After reading just the first chapter of this book, I was stunned at how long the heat storage properties of carbon dioxide have been on the world’s radar. What would you guess? Twenty? Forty? Fifty years? How about 150 plus.
Back in 1863, John Tyndall, an Irish scientist measured the absorption of infrared radiation by carbon dioxide and showed that slight changes in the atmosphere’s composition can affect our planet's temperature.
Guy Callendar discovered in the 1930s that carbon dioxide levels were rising and causing an increase in temperatures. He said that there had already been a 10% increase in carbon dioxide levels. Other scientists mocked him. But even then he predicted a 2-4 C temperature raise in the 21st century.
Although she has written three novels, this is Karen Bender’s first collection of stories. Wow can the woman write.
Two of her short stories have won Pushcart Prizes and several others have been included in Best American collections, both for short stories and for mystery stories.
The pieces are irreverent, funny and sad at the same time, and rich with the absurdities and bizarreness of modern American life. For instance, “The Sea Turtle Hospital” vividly describes a lockdown at a grade school. Bender’s writing is non-judgmental but rich in detail.
The narrator in this story gets the job of locking the door and pulling down the shades (what protection would thin shades provide?), while the other teacher hustles the children into a closet. They proceed to eventually rolling the children up in a stinky rug after shots ring out. All the while anxious parents text the narrator.
One of the weirdest stories is “The Cat” where a mother adopts a kitten. Bender is a whizz at getting children down--both their conversations and behavior.
But the story is really about the mother in this story, six years out from breastfeeding, but the kitten’s mews cause a let-down reflex and her milk to return. This leads to consultations with a breast surgeon who has a pet iguana. “Cold,” the mother says. You’ll have to read it to find out what happens.
Bender seems drawn to non-politically correct topics. In “A Chick from My Dream Life” she describes two teenage sisters whose parents offer them little attention. Their father is very depressed but the girls don’t know why he spends all day on the living room couch not wanting them near.
The younger sister, Betsey, has an arm that ends in a point like “the tailed end of whipped cream.” As the older sister, Sally, takes it upon herself to hide it in tube tops or paint it in vivid colors. When their dad starts ignoring them, they wander to the beach where Betsey sneaks away to kiss boys, telling them that her name was Sally.
“Theft” describes an older woman’s vacation on a cruise ship to Alaska after a life of crime. She meets a young woman, Darlene, who has a broken heart. The two women bond. Ginger tries to toughen Darlene up, tells her what to say to get her boyfriend back, while revealing some of her own backstory and how her parents and sister abandoned her. That’s what spurned her to become a first-class swindler.

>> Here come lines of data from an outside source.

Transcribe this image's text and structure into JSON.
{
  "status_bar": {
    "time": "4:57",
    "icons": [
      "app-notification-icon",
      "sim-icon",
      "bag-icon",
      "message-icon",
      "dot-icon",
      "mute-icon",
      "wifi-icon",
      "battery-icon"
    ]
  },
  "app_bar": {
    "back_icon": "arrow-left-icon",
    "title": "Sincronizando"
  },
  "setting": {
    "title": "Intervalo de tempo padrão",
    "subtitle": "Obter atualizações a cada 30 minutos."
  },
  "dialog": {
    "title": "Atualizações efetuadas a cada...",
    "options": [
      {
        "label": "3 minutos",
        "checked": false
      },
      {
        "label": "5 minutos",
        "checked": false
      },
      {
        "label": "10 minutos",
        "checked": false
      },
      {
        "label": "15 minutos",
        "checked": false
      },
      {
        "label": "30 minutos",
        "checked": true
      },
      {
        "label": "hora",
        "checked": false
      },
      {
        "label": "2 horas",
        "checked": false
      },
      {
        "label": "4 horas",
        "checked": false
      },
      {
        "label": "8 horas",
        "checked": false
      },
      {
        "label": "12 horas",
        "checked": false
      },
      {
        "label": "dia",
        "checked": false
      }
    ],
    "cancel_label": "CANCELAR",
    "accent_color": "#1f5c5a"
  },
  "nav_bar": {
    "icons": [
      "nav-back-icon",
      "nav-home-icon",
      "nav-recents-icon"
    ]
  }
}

Many of the stories etch out feelings of loneliness or loss, but with a quirky, off-kilter humor that makes everything bearable. Her narrators are smart, observant, and fallible--very much like us. Bender’s writing recalls that of the wonderful short story writer Flannery O’Connor. Try Flannery'sComplete Stories.